2 Lund KS, Siersma V, Brodersen J, et al. Efficacy of a standardised acupuncture approach for women with bothersome menopausal symptoms: a pragmatic randomised study in primary care (the ACOM study). BMJ Open 2019;9:e023637. doi:10.1136/bmjopen-2018-023637

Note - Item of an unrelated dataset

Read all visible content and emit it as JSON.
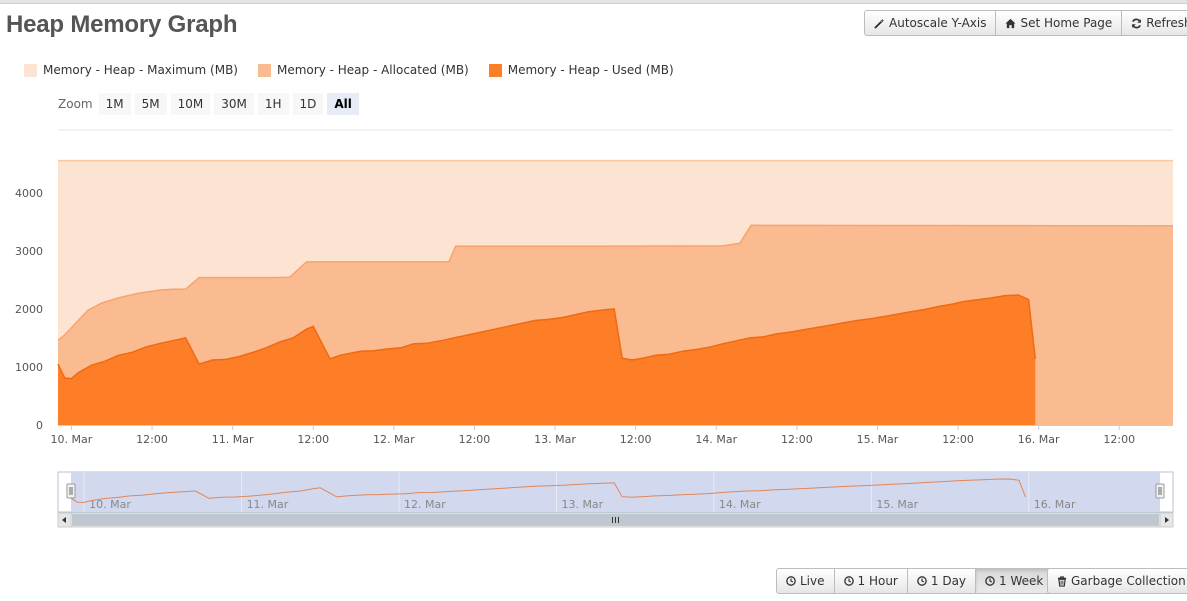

The Sean Barkes Clinic does not claim to cure any conventional medical disease states. Traditional Chinese Medicine seeks to re-establish and maintain the harmonious function of the human body-mind using tried and tested principles that have been discovered and matured over millennia. A Western medical diagnosis provides very little by way of insight in informing a Chinese Medical diagnosis. Patients usually recognise their own condition in terms of the medical disease category that they have been given by their GP or other conventional medical practitioner. The research presented here is merely an indication of the potential to draw parallels between Traditional Chinese Medicine and Modern Western Medicine.